1- There’s only one place to start. Time stands still. The rain falls upwards. Lloyd’s goal was just a marvellous, beautiful moment; like much of the Rookery, I had imagined Ellington turning around and celebrating. Identifying Lloydy’s frantic, helpless ecstasy elevated celebrations to a whole new level. How to do the event justice? Well we had a good go… the atmosphere had been flat as our bluntness, shorn of H and Lansbury, saw us struggle to make much of our superior possession. After the moment? Pure joy. Not (much) triumphalism, just a thoroughly happy, bouncing crowd, as if we’d all just shared some kind of epiphany. And the mood was shared on the pitch, as our game took on a joyous bounce.
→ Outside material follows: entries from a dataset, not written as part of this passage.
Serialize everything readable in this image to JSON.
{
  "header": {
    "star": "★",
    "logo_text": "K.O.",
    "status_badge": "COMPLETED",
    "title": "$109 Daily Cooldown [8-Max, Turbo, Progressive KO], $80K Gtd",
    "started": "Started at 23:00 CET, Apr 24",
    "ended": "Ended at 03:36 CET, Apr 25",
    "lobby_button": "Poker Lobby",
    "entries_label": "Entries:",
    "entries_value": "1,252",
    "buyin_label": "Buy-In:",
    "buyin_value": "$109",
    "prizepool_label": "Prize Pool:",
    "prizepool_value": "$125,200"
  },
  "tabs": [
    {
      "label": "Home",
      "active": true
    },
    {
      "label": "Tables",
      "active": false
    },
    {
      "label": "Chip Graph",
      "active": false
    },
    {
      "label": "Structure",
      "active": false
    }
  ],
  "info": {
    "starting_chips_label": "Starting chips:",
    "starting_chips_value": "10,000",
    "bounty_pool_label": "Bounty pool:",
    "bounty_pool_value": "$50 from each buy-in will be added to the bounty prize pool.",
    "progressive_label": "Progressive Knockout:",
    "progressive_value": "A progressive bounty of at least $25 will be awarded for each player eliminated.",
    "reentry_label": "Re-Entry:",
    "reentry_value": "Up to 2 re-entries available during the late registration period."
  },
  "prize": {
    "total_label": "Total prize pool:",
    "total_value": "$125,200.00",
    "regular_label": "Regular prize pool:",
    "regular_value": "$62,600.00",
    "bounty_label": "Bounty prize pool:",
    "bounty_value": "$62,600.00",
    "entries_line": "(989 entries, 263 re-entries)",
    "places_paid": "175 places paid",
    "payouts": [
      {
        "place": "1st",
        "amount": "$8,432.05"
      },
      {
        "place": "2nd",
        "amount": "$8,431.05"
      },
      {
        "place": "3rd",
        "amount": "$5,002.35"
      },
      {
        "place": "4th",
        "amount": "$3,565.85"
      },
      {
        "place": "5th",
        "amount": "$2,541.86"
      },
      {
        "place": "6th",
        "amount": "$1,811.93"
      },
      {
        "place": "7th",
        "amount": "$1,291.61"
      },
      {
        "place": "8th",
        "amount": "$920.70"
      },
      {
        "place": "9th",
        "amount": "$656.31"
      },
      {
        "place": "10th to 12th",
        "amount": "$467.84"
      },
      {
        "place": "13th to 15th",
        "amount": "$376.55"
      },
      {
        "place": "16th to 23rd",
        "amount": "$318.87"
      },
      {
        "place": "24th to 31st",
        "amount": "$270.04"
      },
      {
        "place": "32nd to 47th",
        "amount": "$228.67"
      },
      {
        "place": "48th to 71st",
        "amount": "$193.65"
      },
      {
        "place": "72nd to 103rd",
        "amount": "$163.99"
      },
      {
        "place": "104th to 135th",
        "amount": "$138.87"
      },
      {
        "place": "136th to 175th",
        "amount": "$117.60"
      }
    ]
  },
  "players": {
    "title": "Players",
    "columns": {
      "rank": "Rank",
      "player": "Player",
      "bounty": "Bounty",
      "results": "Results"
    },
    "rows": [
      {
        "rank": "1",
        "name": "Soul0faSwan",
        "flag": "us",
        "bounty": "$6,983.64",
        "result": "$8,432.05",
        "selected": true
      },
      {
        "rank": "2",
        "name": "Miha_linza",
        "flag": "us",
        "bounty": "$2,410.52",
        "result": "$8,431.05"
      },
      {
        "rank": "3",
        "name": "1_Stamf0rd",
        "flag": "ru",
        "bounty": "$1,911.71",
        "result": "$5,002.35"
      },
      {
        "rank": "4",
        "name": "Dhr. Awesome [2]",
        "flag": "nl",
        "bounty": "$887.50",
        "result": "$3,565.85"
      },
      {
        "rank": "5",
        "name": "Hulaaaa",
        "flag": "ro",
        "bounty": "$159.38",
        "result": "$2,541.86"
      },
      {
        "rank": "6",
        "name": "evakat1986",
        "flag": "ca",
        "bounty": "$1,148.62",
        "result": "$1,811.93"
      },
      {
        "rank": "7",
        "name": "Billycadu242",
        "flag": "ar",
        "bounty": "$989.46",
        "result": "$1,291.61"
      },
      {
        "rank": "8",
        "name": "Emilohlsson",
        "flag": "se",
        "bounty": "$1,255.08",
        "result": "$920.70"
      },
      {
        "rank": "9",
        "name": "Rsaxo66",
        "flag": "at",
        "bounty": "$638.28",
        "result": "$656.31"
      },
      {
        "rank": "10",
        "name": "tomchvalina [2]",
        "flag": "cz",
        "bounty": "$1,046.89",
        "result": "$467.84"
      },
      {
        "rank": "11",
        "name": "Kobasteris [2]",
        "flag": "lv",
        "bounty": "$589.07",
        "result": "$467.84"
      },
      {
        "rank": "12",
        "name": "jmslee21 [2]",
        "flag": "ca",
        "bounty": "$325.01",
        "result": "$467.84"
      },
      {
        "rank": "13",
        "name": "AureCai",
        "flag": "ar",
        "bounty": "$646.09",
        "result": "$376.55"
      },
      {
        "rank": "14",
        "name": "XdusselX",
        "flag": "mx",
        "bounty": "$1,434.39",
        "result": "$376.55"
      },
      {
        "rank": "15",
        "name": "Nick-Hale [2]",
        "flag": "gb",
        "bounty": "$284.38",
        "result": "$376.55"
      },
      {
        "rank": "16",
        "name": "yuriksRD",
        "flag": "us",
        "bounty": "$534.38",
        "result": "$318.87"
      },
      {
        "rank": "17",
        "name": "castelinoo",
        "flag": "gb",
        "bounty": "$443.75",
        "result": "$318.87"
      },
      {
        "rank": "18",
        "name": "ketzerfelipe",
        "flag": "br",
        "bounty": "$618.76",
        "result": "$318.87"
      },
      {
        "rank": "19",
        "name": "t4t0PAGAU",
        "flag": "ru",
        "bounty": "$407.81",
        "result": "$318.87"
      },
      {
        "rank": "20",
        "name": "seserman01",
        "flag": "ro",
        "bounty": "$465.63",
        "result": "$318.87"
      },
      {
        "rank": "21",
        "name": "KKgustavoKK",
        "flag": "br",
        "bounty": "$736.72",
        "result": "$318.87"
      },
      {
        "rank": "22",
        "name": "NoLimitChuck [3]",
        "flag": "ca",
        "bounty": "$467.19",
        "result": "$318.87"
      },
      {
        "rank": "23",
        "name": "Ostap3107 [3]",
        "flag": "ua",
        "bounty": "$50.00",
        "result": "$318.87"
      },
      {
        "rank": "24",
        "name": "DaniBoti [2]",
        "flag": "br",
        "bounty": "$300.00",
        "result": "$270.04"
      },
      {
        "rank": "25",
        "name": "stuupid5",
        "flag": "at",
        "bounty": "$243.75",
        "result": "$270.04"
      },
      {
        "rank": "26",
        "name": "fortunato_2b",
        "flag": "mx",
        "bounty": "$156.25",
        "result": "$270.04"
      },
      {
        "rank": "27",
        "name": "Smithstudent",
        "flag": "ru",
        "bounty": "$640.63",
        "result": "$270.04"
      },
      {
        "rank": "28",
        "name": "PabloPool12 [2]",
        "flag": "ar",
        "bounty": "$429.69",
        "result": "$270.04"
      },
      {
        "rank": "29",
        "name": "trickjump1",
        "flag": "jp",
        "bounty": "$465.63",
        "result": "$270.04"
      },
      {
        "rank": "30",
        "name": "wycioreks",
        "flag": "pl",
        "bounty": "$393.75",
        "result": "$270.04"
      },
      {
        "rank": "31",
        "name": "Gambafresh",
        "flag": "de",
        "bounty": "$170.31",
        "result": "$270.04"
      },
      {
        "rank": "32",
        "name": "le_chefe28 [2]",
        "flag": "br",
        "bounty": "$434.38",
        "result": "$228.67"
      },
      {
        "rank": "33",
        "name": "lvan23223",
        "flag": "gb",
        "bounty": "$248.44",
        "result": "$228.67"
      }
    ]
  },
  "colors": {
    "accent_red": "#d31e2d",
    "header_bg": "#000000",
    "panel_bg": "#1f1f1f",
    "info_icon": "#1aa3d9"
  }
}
The only slight disappointment was that Messenger was driving, and had hence foregone the option of going to the bar before half time…

2- QPR look a state, particularly in front of goal… but this was still a gutsy, unlikely win. Any number of previous vintages of Watford team would have crumbled in the face of Patrick Agyemang’s goal (and it’s peculiarly solemn celebration); the Lloydy goal defined the match, perhaps we wouldn’t have won the game without such a momentous turn of events (our movement and composure went to pot for five or ten minutes before the equaliser). But whatever the circumstances we came from behind two days after defeat in Newcastle against a side with an extraordinarily star-studded bench. Big grins in Hertfordshire.

3- Liam Henderson. For the first time, we get it. Some great touches and contributions from the young striker who, as my brother observed, has shoulders that begin around his ears. His lack of pace is likely to limit how he can be employed, but there’s something there to work with OK.

4- Fitz Hall. So very nearly three red cards in his last four visits (which also saw the play-off scrap with Boothroyd). Damion Stewart could also have gone as Rangers lost their composure.

5- Some tremendous performances all over the pitch. Great to see Demerit’s decisiveness back in the side, even if he looks a strong candidate to depart in January. Lee Hodson is just wonderful. Don Cowie improves with every game. Lloydinho’s performance was magnificent even if one (ha ha) discounts the goal. And Tom Cleverley, in a central role that might have challenged him, looked tidy, quick, clever, tenacious. What a player this lad is going to be.